» What you have to do
Return all of the entries below, word for word. Omit each picture.

» Dataset rows for apps and sites
· · · ·

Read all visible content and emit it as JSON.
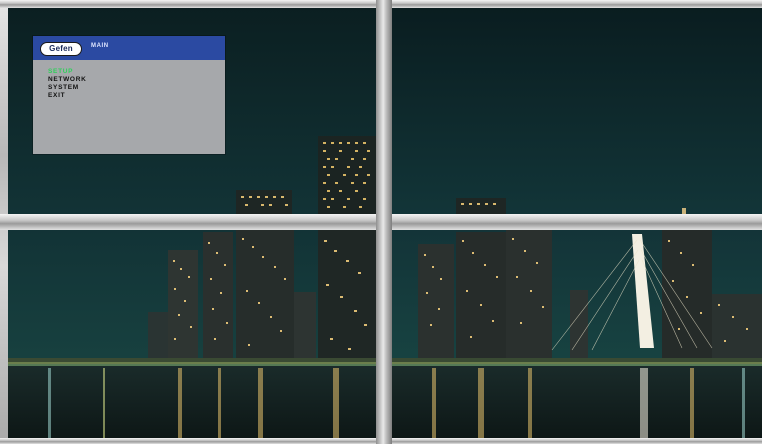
{
  "osd": {
    "brand": "Gefen",
    "title": "MAIN",
    "menu": [
      {
        "label": "SETUP",
        "selected": true
      },
      {
        "label": "NETWORK",
        "selected": false
      },
      {
        "label": "SYSTEM",
        "selected": false
      },
      {
        "label": "EXIT",
        "selected": false
      }
    ],
    "colors": {
      "header": "#2b4aa2",
      "body": "#a6a8ab",
      "selected_text": "#2fd05a",
      "text": "#111111"
    }
  },
  "video_wall": {
    "layout": "2x2",
    "content": "night-city-skyline"
  }
}
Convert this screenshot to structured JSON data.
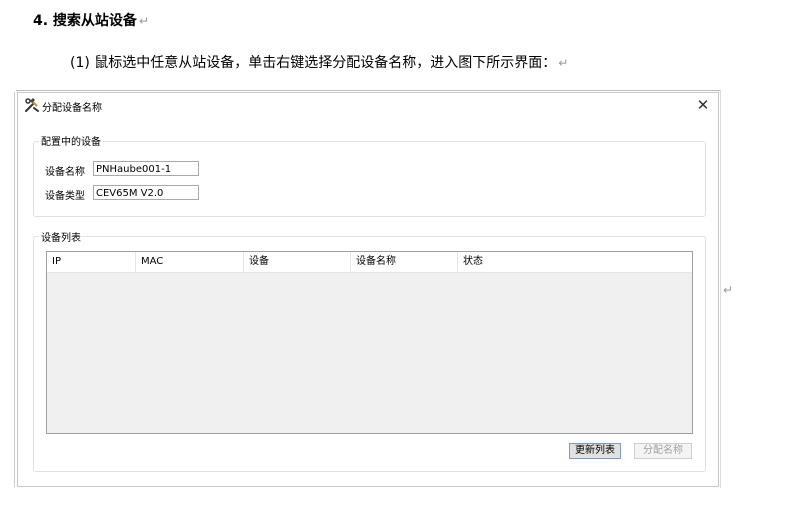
{
  "doc": {
    "heading": "4. 搜索从站设备",
    "instruction": "(1)  鼠标选中任意从站设备，单击右键选择分配设备名称，进入图下所示界面：",
    "para_mark": "↵"
  },
  "dialog": {
    "title": "分配设备名称",
    "close_symbol": "✕",
    "config_group": {
      "label": "配置中的设备",
      "name_label": "设备名称",
      "name_value": "PNHaube001-1",
      "type_label": "设备类型",
      "type_value": "CEV65M V2.0"
    },
    "list_group": {
      "label": "设备列表",
      "columns": [
        "IP",
        "MAC",
        "设备",
        "设备名称",
        "状态"
      ],
      "rows": []
    },
    "buttons": {
      "refresh": "更新列表",
      "assign": "分配名称"
    }
  }
}
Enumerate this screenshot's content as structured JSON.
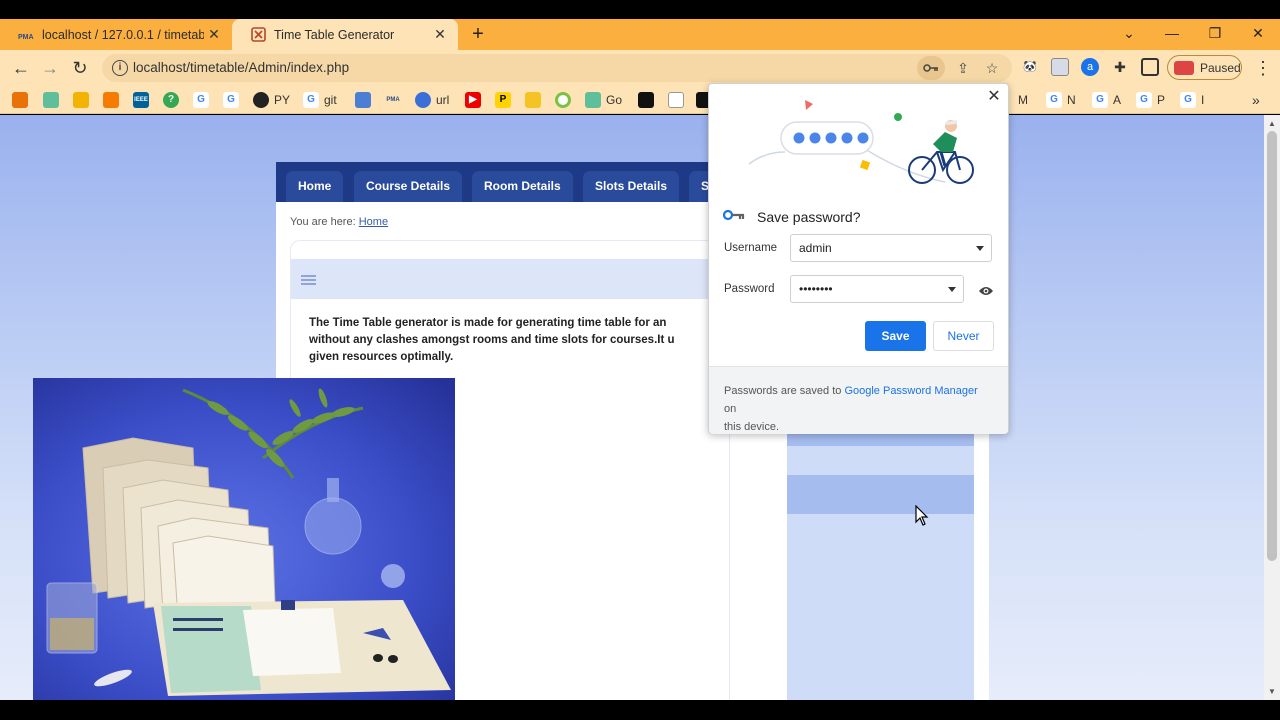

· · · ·

» Written response
Read all visible content and emit it as JSON.
{
  "osd": {
    "brand": "Gefen",
    "title": "MAIN",
    "menu": [
      {
        "label": "SETUP",
        "selected": true
      },
      {
        "label": "NETWORK",
        "selected": false
      },
      {
        "label": "SYSTEM",
        "selected": false
      },
      {
        "label": "EXIT",
        "selected": false
      }
    ],
    "colors": {
      "header": "#2b4aa2",
      "body": "#a6a8ab",
      "selected_text": "#2fd05a",
      "text": "#111111"
    }
  },
  "video_wall": {
    "layout": "2x2",
    "content": "night-city-skyline"
  }
}
Convert this screenshot to structured JSON data.
{
  "doc": {
    "heading": "4. 搜索从站设备",
    "instruction": "(1)  鼠标选中任意从站设备，单击右键选择分配设备名称，进入图下所示界面：",
    "para_mark": "↵"
  },
  "dialog": {
    "title": "分配设备名称",
    "close_symbol": "✕",
    "config_group": {
      "label": "配置中的设备",
      "name_label": "设备名称",
      "name_value": "PNHaube001-1",
      "type_label": "设备类型",
      "type_value": "CEV65M V2.0"
    },
    "list_group": {
      "label": "设备列表",
      "columns": [
        "IP",
        "MAC",
        "设备",
        "设备名称",
        "状态"
      ],
      "rows": []
    },
    "buttons": {
      "refresh": "更新列表",
      "assign": "分配名称"
    }
  }
}
Enumerate this screenshot's content as structured JSON.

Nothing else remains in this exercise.